I bet that if you'd ask a sample of Flemish people what their national dish might be, a significant majority would answer "frietjes met stoofvleessaus" which translates to "french fries with beef stew". Actually, we don't call them french fries because it's OUR fries and the French think they invented everything (Belgians have a bit of an inferiority complex regarding their neighbours). And your beef stew isn't exactly the same as our national pride stoofvleessaus. Stoofvleessaus is a slow simmered dish of beef cooked in beer, seasoned with a defining mix of herbs. I cooked it from scratch this afternoon after tasting my sister's amazing rendition two weeks ago, and I took pictures to guide you along!
What you'll need:
This is basically what I used to cook a generous portion for two persons. 700 grams of beef (since we're cooking a stew, don't bother with nice parts, pick something chewy and tough like a part of the chuck), two onions, dark beer and the good kind of mustard (granular). Also used but not pictured: a slice of bread, a bit of brown sugar (to taste), bayleaf and stoofvleessaus herbs (you can buy it prepackaged or google the components to mix it up yourself).

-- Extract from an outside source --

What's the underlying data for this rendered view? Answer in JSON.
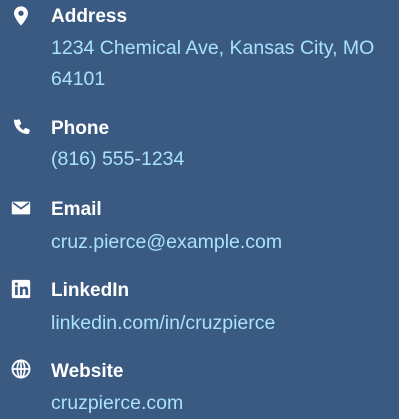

What you need to do:
Heat up some butter + oil (to keep the butter from burning) in a heavy skillet, preferably one without a non-stick coating (anti-aanbaklaag) because you need to get some color on that beef. It won't brown properly in one of those pans.
Toss in half of the meat. You want to cook the meat with dry heat rather than wet heat (stir fry rather than boiling) because wet heat makes your meat chewy. Let it get some color and then transfer in a bigger pot where you'll be making your stew. Repeat with the second batch of meat.
Get the onions in there to soak up the juices left behind by the meat. Another plus is that these onions will make it a lot easier to clean your skillet afterwards, it removes all of the burned residu. Transfer the onions to the pot with the cooked meat.
Open up a beer, take it over here and play a videogame. Or no, just pour it into the pot! There should be just enough for the liquid to cover up most of the meat. If you need more, pop open another bottle or use some stock.
Turn up the heat and bring that shiz to a boil! Don't put a lid on it, the alcohol needs to evaporate.
This is the time to add the bayleaf, the sugar and the other herbs.
Put the slice of bread in the pan and if the sauce has reduced to your liking, cover it up with a lid. Turn the heat down as low as possible without turning it off completely, and let your concoction stew for about an hour and a half. Don't forget to check now and then to make sure shit ain't burning! Mine was cooked a bit too long and thus a bit too reduced, but still very very yummy.
Fries, fresh tomato slices (I season them with lemon juice, olive oil, salt and pepper) and some salad. SO good and very authentic yo. Bon appetit!